Dorothea Vogel, viola
John Thwaites, piano

Dorothea Vogel
was born in Switzerland and studied with Rudolf Weber in Winterthur. After winning first prize in the Swiss Youth Competition, Dorothea won scholarships to study with Paul Coletti at the Peabody Institute, USA, and with David Takeno and Micaela Comberti at the Guildhall School in London, where she graduated with the coveted Concert Recital Diploma. She was a founder member of the Amar Quartet. Dorothea has played the baroque viola in the Kings Consort and Florilegium and has been both principal viola in the Gustav Mahler Orchestra and the World Youth Orchestra in Israel. She has appeared as a soloist with the Zurich Kammerorchester and at London’s Wigmore Hall.

In 2001 she joined the Allegri String Quartet, one of the UK’s longest-standing chamber groups, with whom she enjoys a busy performing, touring and recording schedule.

She teaches Chamber Music at Pro Corda as well as festivals throughout the UK. Her viola is by Ludovico Rastelli, Genoa, circa 1800.

John Thwaites
is best known for his collaborative work with strings.

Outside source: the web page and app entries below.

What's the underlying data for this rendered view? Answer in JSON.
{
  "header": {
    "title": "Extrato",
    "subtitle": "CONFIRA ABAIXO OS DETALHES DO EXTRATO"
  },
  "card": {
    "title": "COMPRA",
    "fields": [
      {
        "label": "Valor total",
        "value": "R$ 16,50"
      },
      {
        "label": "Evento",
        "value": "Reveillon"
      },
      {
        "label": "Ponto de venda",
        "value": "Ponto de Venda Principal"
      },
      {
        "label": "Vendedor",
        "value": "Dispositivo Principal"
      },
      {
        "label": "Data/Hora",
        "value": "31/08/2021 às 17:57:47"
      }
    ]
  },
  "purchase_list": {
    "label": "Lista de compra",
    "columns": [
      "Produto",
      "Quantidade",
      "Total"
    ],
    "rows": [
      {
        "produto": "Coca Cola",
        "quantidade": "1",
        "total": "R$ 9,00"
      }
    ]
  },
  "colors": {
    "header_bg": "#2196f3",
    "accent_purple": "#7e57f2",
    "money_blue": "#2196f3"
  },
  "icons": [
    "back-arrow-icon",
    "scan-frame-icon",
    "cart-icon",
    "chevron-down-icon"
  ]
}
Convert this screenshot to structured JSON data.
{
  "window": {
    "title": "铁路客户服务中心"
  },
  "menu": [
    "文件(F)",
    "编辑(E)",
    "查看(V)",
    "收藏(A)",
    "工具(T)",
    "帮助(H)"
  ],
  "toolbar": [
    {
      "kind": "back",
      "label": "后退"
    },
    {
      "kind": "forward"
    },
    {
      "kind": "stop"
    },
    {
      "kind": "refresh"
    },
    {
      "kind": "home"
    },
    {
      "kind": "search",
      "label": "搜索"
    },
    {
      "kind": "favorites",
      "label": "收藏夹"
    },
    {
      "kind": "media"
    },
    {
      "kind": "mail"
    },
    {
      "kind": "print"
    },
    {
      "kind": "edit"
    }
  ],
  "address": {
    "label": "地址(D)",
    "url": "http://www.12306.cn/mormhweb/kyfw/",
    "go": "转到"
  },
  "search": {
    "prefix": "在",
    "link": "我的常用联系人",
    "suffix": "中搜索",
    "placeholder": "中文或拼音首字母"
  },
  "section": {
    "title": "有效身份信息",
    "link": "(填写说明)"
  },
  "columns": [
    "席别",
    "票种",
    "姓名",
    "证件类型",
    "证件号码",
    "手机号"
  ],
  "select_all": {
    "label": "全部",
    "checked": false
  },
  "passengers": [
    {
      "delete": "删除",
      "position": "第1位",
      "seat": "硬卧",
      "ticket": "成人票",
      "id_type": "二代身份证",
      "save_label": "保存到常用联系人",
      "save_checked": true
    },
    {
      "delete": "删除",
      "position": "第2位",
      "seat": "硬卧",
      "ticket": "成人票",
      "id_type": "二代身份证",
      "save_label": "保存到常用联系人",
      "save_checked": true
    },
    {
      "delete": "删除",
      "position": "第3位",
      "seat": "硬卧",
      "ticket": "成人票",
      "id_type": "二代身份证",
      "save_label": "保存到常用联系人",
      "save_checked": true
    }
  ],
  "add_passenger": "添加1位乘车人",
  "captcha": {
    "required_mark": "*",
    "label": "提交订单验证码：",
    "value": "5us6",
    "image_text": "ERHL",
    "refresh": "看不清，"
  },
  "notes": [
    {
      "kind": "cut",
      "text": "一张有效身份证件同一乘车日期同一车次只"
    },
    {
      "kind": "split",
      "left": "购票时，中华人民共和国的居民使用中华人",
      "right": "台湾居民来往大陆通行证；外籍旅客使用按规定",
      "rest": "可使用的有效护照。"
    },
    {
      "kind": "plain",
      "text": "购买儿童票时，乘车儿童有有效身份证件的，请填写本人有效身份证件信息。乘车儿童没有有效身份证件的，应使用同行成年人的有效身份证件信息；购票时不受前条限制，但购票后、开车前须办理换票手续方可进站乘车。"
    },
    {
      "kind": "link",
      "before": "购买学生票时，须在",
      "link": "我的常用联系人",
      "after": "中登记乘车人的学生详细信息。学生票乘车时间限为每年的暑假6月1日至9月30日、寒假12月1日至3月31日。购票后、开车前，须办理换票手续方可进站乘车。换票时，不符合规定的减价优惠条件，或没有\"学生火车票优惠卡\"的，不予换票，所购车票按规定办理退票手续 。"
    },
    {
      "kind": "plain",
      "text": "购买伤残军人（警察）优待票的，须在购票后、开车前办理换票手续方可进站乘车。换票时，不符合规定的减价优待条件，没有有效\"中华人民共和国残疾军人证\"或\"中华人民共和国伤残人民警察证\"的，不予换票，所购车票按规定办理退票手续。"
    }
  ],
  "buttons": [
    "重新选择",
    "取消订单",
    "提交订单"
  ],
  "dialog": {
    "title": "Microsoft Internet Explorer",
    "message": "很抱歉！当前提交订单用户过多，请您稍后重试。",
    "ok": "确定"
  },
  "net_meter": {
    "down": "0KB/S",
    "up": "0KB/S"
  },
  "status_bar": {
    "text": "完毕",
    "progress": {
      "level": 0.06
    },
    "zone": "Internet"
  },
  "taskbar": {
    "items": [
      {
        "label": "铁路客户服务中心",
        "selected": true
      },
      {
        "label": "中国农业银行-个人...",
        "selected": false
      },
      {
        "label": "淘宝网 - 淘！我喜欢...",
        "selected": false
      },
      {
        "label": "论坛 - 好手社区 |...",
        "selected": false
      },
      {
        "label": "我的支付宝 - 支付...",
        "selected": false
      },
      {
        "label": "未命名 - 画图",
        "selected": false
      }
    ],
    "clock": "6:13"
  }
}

He has worked over decades with cellists Alexander Baillie and Johannes Goritzki, and appeared with Pierre Doumenge, Louise Hopkins, Natalie Clein, Alexander Ivashkin, David Cohen, Oleg Kogan, Li Wei and others, and with the Martinu, Maggini, Dante, Schidlof, Emperor and Aurea String Quartets. Theatrical collaborations have included work with Simon Callow, Tony Britton and Tim Piggott-Smith.

John performs regularly in the major festivals across Europe, broadcasts for radio, and has issued a string of critically acclaimed recordings. His recording of Lyapunov’s Piano Sextet with the Dante Quartet for Dutton Digital was a BBC Music Magazine ‘Recording of the Month, as was a Double CD of British Twentieth Century Cello Sonatas with Alexander Baillie for SOMM.

Concerto appearances include Grieg at St John’s Smith Square and Tchaikovsky at the Royal College of Music. Whilst Head of Keyboard at Christ’s Hospital, he programmed the complete Chamber Music of Brahms, taking the 17 piano parts – an abiding passion increasingly informed by historic performance study. Baillie/Thwaites have recorded the Brahms Cello Sonatas using period pianos in Vienna.

John’s more recent teaching career includes posts at the Royal Conservatoire of Scotland and the Guildhall School of Music and Drama. He is Course Director of the Cadenza International Summer Music School, a piano and strings festival resident at the Purcell School, and Head of Keyboard Studies at Birmingham Conservatoire, where he has directed major Festivals of Ireland, Delius, Bax, Skryabin and Brahms as well as directing a celebrity-studded All Night Gala at Birmingham Town Hall.

Dieses Album enthält kein Booklet

© 2010-2024 HIGHRESAUDIO